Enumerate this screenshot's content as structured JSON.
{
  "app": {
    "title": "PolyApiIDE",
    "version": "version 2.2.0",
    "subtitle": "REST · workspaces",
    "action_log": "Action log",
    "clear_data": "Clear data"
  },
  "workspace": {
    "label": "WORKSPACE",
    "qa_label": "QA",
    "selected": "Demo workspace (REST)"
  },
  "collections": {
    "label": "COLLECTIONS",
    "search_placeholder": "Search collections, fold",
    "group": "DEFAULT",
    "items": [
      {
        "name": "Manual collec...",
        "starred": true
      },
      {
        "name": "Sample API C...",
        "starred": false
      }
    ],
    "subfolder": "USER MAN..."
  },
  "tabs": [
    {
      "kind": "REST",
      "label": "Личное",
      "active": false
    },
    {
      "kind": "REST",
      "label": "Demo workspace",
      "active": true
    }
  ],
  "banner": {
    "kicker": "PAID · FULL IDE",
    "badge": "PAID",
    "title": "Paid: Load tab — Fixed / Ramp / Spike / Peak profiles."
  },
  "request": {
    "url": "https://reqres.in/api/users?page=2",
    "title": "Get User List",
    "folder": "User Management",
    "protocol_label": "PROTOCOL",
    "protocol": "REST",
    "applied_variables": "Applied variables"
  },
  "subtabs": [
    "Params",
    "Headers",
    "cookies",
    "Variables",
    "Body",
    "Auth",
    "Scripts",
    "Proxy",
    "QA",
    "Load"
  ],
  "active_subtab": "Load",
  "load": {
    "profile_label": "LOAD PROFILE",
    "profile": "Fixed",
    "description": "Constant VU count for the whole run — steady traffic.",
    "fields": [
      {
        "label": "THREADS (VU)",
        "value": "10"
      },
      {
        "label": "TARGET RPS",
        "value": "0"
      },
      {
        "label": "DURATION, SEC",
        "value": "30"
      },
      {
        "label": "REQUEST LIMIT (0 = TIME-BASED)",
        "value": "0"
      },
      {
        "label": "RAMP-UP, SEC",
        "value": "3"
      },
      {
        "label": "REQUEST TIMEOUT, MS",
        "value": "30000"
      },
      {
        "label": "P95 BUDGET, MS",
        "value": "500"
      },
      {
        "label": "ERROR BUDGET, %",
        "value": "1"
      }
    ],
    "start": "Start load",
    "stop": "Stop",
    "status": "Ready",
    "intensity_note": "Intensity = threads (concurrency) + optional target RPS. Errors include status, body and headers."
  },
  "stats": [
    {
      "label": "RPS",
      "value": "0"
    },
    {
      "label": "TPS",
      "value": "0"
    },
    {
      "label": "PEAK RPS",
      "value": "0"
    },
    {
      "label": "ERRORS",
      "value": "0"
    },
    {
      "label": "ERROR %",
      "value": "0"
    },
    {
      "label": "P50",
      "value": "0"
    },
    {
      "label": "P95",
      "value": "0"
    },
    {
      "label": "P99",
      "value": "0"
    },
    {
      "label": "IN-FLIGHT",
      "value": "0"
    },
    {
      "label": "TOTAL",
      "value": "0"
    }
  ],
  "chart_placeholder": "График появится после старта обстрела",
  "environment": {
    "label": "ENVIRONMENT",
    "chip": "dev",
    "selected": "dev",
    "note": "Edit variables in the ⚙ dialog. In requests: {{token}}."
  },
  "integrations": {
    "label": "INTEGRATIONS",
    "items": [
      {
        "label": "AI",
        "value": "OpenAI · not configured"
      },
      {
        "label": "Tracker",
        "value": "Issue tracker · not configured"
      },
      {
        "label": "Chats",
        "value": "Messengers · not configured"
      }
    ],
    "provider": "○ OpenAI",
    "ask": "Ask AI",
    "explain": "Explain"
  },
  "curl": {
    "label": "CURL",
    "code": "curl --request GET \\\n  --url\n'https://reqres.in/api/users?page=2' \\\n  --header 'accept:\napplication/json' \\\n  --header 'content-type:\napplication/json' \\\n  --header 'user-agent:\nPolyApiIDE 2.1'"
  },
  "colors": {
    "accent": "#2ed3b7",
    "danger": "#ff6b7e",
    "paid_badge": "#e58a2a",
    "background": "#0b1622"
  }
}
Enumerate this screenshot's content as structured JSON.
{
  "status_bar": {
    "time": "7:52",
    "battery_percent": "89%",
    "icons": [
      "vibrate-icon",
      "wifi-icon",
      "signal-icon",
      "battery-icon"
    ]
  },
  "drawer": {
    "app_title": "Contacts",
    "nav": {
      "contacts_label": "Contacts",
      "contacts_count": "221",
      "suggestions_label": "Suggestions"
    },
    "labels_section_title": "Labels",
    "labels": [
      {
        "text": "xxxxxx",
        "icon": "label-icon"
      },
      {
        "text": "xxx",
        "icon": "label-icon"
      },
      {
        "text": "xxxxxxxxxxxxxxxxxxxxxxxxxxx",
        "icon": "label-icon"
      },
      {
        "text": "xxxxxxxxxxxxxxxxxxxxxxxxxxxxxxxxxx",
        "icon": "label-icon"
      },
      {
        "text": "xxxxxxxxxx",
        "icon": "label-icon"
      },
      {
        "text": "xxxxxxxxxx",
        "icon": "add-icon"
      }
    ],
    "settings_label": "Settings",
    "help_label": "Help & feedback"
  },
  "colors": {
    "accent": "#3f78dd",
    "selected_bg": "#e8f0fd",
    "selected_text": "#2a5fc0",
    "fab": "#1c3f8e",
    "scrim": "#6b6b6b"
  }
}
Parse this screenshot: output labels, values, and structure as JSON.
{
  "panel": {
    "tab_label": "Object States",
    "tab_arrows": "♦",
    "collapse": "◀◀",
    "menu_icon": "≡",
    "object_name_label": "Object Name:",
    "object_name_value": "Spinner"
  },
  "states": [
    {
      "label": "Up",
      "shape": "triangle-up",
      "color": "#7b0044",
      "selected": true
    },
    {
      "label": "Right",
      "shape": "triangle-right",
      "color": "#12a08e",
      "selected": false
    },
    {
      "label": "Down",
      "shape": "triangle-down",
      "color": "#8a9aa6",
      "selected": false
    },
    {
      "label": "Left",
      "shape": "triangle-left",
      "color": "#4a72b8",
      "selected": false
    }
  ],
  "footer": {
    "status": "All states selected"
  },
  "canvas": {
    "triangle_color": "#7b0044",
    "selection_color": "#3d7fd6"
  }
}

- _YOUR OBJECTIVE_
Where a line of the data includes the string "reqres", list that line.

- _RESPONSE BOX_
    "url": "https://reqres.in/api/users?page=2",
    "code": "curl --request GET \\\n  --url\n'https://reqres.in/api/users?page=2' \\\n  --header 'accept:\napplication/json' \\\n  --header 'content-type:\napplication/json' \\\n  --header 'user-agent:\nPolyApiIDE 2.1'"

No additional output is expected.